Turkish Travel Guides
Throughout Turkey, my agents and I have several people whom we can recommend as superb guide-companion-lecturers. Good, licensed Turkish guides fluent in English are in high demand. As we plan your travels, I need to know, as early as possible, if you would like to have the services of one of our guides.
My own services as your cultural liaison and factotum in Turkey are also available. If that idea appeals to you, I invite your inquiries. My rates depend upon the nature of your program plus the costs of lodging, food, transportation– whatever it takes for me to be whatever you want.
I can steer you through bazaars and ruins, introduce you to Ottoman mosque architecture, show you autumn crocuses in bloom, teach you how to stuff grape-leaves, unravel the mysteries of tribal rugs, and translate your desires from English into Turkish.
Just as importantly, I can also leave you alone, merely staying in the background to make sure you’re armed with the knowledge of how to find my favorite wooden spoon shop or an Istanbul couturier whose creations rival those of Milan and Paris. People call me a guide, tour manager, translator, lecturer, art historian, and gastronomic fanatic. I confess to all. Sharing my knowledge and appreciation of the Mediterranean and the Middle East gives me immense pleasure
Should you wish to have me accompany you, I’ll be gratified and very flattered. However, until I see who is going to Turkey—and when—I cannot guarantee my own availability.
Some of our favorite hotels and yachts are already wait-listing clients for the 2012 season, so please let us hear from you at your earliest convenience. We look forward to helping you enjoy Turkey.
Want to know me—and Turkey—a little better? For an idiosyncratic look at the country’s complex and beguiling society, try my book Turkish Tapestry, A Traveller’s Portrait of Turkey.
The perfect cone of Hasan Dag rises against a few puffs of cumulus and a sky almost as blue as the mountain itself. Below lie the only amber waves of grain I know. I’ve never seen America’s great grasslands, but I recognize this extension of the steppes of Central Asia as the heartland of the country my heart has chosen.
It takes a wide-angle lens to encompass the Anatolian Plateau. Here, photographs taken with a normal lens are diminished in majesty; only optical distortion makes the landscape look right, the way I see it, even without a camera. The little red poppies, the full-headed grain at my feet, and the stones in the sheepfold half-way up the distant slope seem to be in equally sharp focus, a neat trick. Mystics, monks, and dervishes have dwelt here for centuries. Surely, they have been bred by this plateau, where one need only raise a hand to touch the sky.

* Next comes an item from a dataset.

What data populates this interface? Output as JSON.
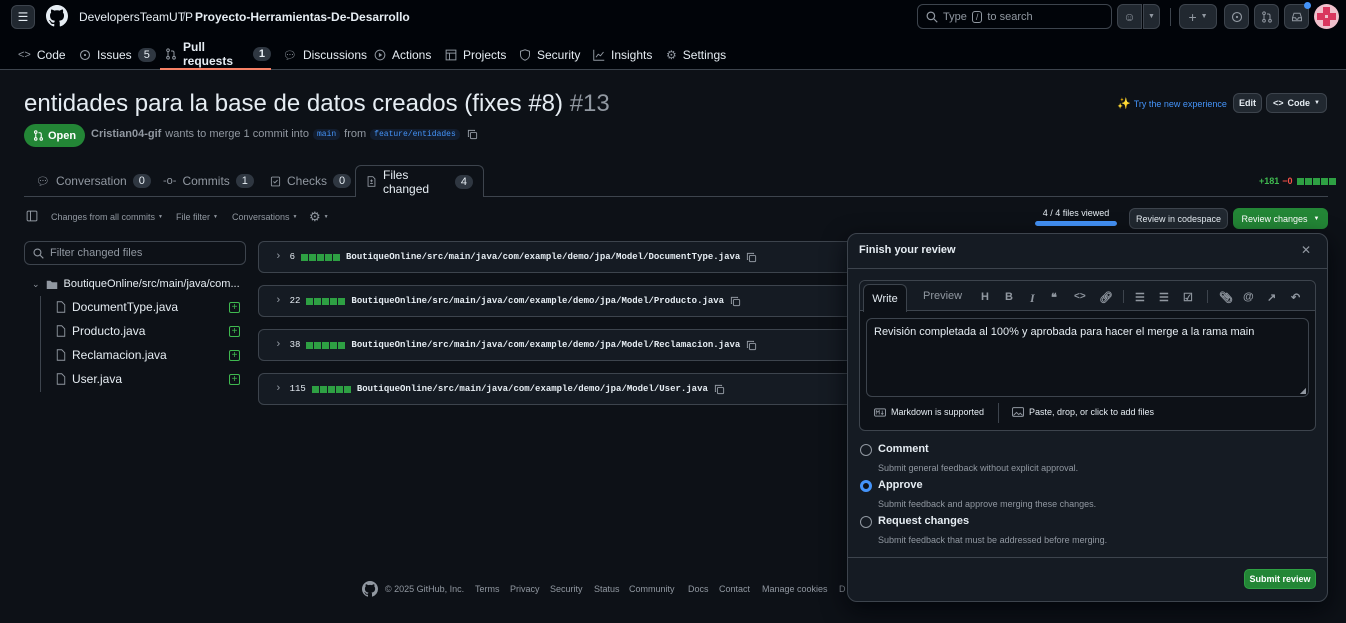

~from Turkish Tapestry, A Traveller’s Portrait of Turkey
by Holly Chase (Bosphorus Books, 1993)